Abu Hamid Muhammad, famous in the world of learning as al-Ghazali was born in 450 AH (1058 A.D). in Persia . He graduated from the Nizamia Madressa at Nishapur, with distinction, a very famous educational institution in Nishapur. Later he was appointed as a teacher at the Nizamia College in Baghdad, where he proved very successful in imparting knowledge to the scholars under his care. This valuable gift of sustaining interest of his pupils and passing on his knowledge to them made him so famous that students from all parts of the country flocked to study under him.
Imam al-Ghazali was fondly referred to as the "Hujjat-ul-lslam", Proof of Islam, He is honoured as a scholar and a saint by learned men all over the world.
Al-Ghazali is generally acclaimed as the most influential thinker of the Classical period of Islam, in his autobiography The Deliverance from Error, the Imam describes his education and his intellectual crisis, which left him so paralysed by doubt that he he gave up his academic pursuits and worldly interests and became a wandering ascetic. This was a process (period) of mystical transformation.
Later, he resumed his teaching duties, but again left these. An era of solitary life, devoted to contemplation and writing then ensued, which led to the authorship of a number of everlasting books (Many of which have been translated in English). Imam al-Ghazali's life was spent in self-sacrificing service of God and his fellowmen. He left behind him a fine example for all men to follow. He died in 505 AH

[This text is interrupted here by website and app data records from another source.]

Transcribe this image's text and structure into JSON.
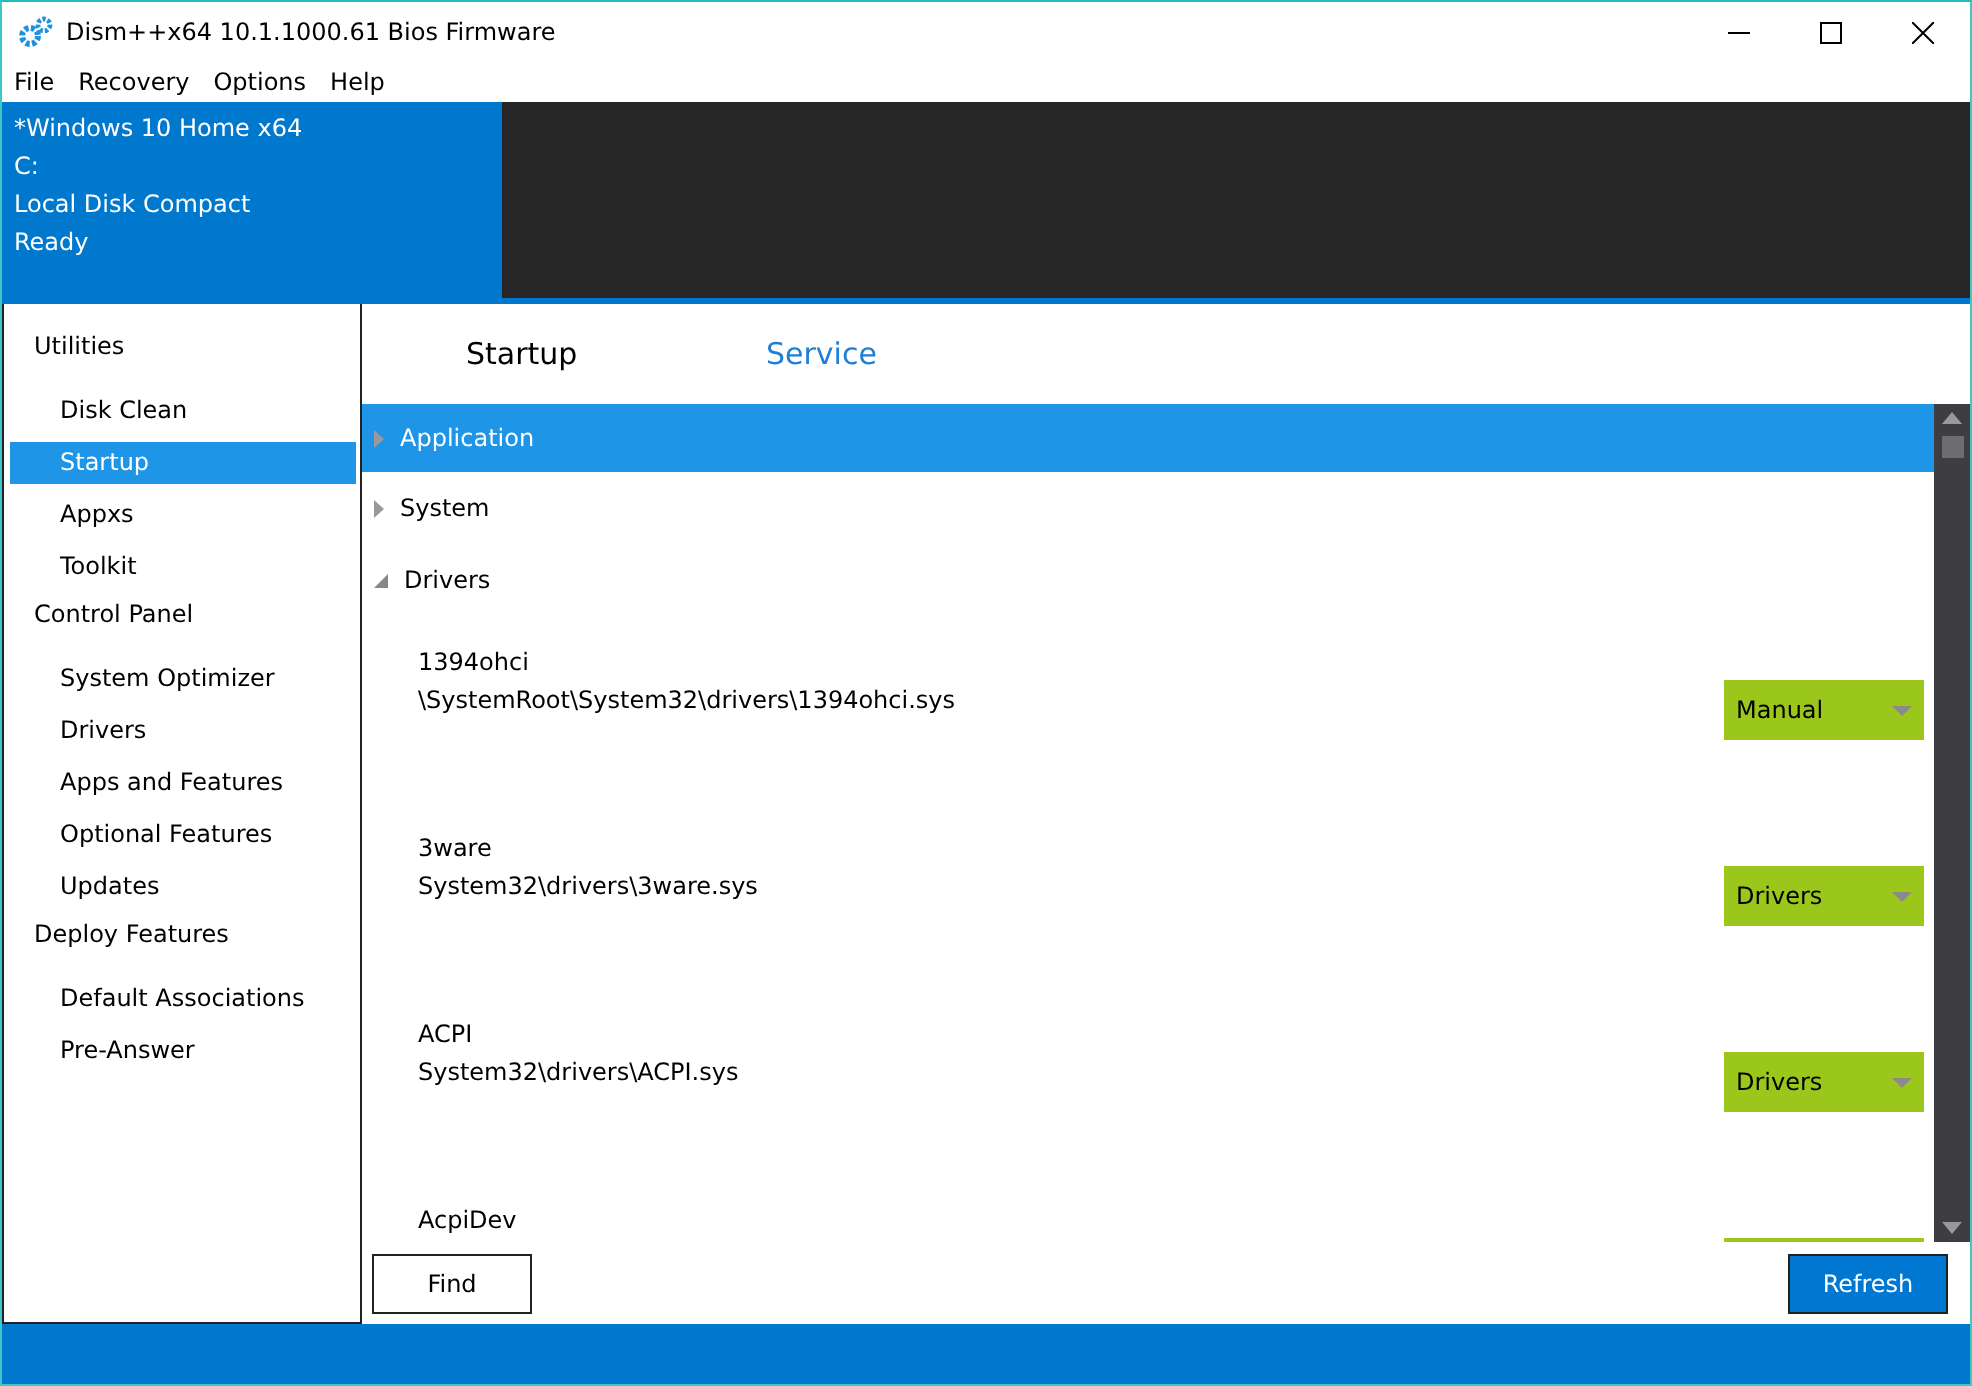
{
  "window": {
    "title": "Dism++x64 10.1.1000.61 Bios Firmware"
  },
  "menu": [
    "File",
    "Recovery",
    "Options",
    "Help"
  ],
  "info": [
    "*Windows 10 Home x64",
    "C:",
    "Local Disk Compact",
    "Ready"
  ],
  "sidebar": {
    "groups": [
      {
        "label": "Utilities",
        "items": [
          {
            "label": "Disk Clean",
            "selected": false
          },
          {
            "label": "Startup",
            "selected": true
          },
          {
            "label": "Appxs",
            "selected": false
          },
          {
            "label": "Toolkit",
            "selected": false
          }
        ]
      },
      {
        "label": "Control Panel",
        "items": [
          {
            "label": "System Optimizer",
            "selected": false
          },
          {
            "label": "Drivers",
            "selected": false
          },
          {
            "label": "Apps and Features",
            "selected": false
          },
          {
            "label": "Optional Features",
            "selected": false
          },
          {
            "label": "Updates",
            "selected": false
          }
        ]
      },
      {
        "label": "Deploy Features",
        "items": [
          {
            "label": "Default Associations",
            "selected": false
          },
          {
            "label": "Pre-Answer",
            "selected": false
          }
        ]
      }
    ]
  },
  "tabs": [
    {
      "label": "Startup",
      "selected": false
    },
    {
      "label": "Service",
      "selected": true
    }
  ],
  "tree": [
    {
      "label": "Application",
      "selected": true,
      "expanded": false
    },
    {
      "label": "System",
      "selected": false,
      "expanded": false
    },
    {
      "label": "Drivers",
      "selected": false,
      "expanded": true,
      "children": [
        {
          "name": "1394ohci",
          "path": "\\SystemRoot\\System32\\drivers\\1394ohci.sys",
          "startup": "Manual"
        },
        {
          "name": "3ware",
          "path": "System32\\drivers\\3ware.sys",
          "startup": "Drivers"
        },
        {
          "name": "ACPI",
          "path": "System32\\drivers\\ACPI.sys",
          "startup": "Drivers"
        },
        {
          "name": "AcpiDev"
        }
      ]
    }
  ],
  "buttons": {
    "find": "Find",
    "refresh": "Refresh"
  }
}
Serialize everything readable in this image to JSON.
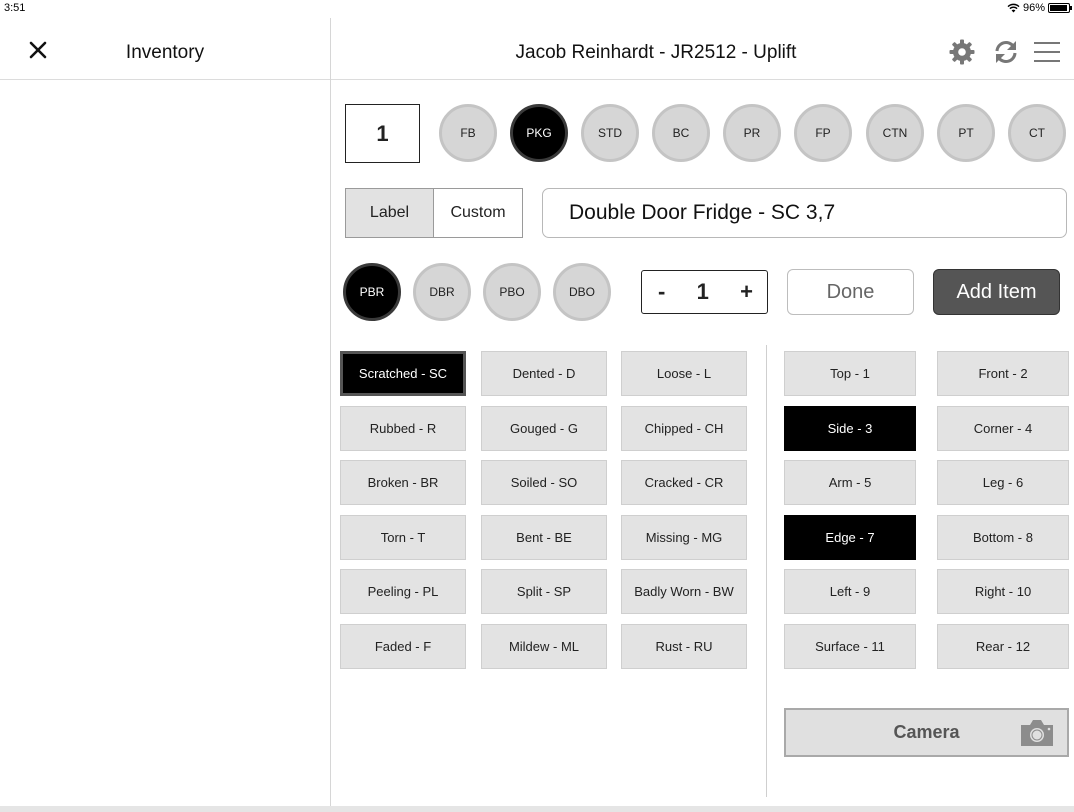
{
  "status": {
    "time": "3:51",
    "battery": "96%",
    "battery_level": 0.96
  },
  "left": {
    "title": "Inventory"
  },
  "header": {
    "title": "Jacob Reinhardt - JR2512 - Uplift"
  },
  "quantity_box": "1",
  "packing_codes": [
    {
      "label": "FB",
      "selected": false
    },
    {
      "label": "PKG",
      "selected": true
    },
    {
      "label": "STD",
      "selected": false
    },
    {
      "label": "BC",
      "selected": false
    },
    {
      "label": "PR",
      "selected": false
    },
    {
      "label": "FP",
      "selected": false
    },
    {
      "label": "CTN",
      "selected": false
    },
    {
      "label": "PT",
      "selected": false
    },
    {
      "label": "CT",
      "selected": false
    }
  ],
  "segment": {
    "label": "Label",
    "custom": "Custom"
  },
  "item_name": "Double Door Fridge - SC 3,7",
  "condition_codes": [
    {
      "label": "PBR",
      "selected": true
    },
    {
      "label": "DBR",
      "selected": false
    },
    {
      "label": "PBO",
      "selected": false
    },
    {
      "label": "DBO",
      "selected": false
    }
  ],
  "stepper": {
    "minus": "-",
    "value": "1",
    "plus": "+"
  },
  "buttons": {
    "done": "Done",
    "add_item": "Add Item",
    "camera": "Camera"
  },
  "damages": [
    [
      "Scratched - SC",
      "Dented - D",
      "Loose - L"
    ],
    [
      "Rubbed - R",
      "Gouged - G",
      "Chipped - CH"
    ],
    [
      "Broken - BR",
      "Soiled - SO",
      "Cracked - CR"
    ],
    [
      "Torn - T",
      "Bent - BE",
      "Missing - MG"
    ],
    [
      "Peeling - PL",
      "Split - SP",
      "Badly Worn - BW"
    ],
    [
      "Faded - F",
      "Mildew - ML",
      "Rust - RU"
    ]
  ],
  "selected_damages": [
    "Scratched - SC"
  ],
  "locations": [
    [
      "Top - 1",
      "Front - 2"
    ],
    [
      "Side - 3",
      "Corner - 4"
    ],
    [
      "Arm - 5",
      "Leg - 6"
    ],
    [
      "Edge - 7",
      "Bottom - 8"
    ],
    [
      "Left - 9",
      "Right - 10"
    ],
    [
      "Surface - 11",
      "Rear - 12"
    ]
  ],
  "selected_locations": [
    "Side - 3",
    "Edge - 7"
  ],
  "icons": {
    "close": "close-icon",
    "settings": "gear-icon",
    "sync": "refresh-icon",
    "menu": "hamburger-menu-icon",
    "camera": "camera-icon",
    "wifi": "wifi-icon",
    "battery": "battery-icon"
  }
}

For Imam Ghazali's Autobiography See: Al Munqidh min al-Dalal al-Ghazali's Path to Sufism, His Deliverance from Error, Iman Abu Hamid al-Ghazali's autobiography.